▸ TASK TO COMPLETE
Lines of the data that contain the word "label" are the ones to copy.

▸ RECORDS FOR THE TASK
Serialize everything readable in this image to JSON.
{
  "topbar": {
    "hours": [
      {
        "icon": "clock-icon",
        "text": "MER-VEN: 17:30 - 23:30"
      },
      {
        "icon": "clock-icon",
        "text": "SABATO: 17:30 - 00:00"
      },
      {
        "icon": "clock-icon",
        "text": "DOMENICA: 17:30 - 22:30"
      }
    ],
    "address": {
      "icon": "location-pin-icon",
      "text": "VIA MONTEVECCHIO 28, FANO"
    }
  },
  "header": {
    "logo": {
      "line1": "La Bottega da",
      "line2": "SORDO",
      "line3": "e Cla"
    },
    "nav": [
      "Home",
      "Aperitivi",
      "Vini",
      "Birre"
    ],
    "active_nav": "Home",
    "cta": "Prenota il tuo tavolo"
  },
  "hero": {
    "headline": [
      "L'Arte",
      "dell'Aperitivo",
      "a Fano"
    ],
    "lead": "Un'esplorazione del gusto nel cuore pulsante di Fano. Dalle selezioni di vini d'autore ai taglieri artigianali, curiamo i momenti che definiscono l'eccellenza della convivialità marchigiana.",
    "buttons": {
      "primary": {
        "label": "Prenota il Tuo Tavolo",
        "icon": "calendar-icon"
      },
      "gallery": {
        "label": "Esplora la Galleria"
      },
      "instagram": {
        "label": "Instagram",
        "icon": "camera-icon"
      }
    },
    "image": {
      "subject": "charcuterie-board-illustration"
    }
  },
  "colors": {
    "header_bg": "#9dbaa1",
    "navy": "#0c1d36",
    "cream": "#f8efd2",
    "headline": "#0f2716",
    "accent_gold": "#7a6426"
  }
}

▸ RESULT OF THE EXERCISE
        "label": "Prenota il Tuo Tavolo",
        "label": "Esplora la Galleria"
        "label": "Instagram",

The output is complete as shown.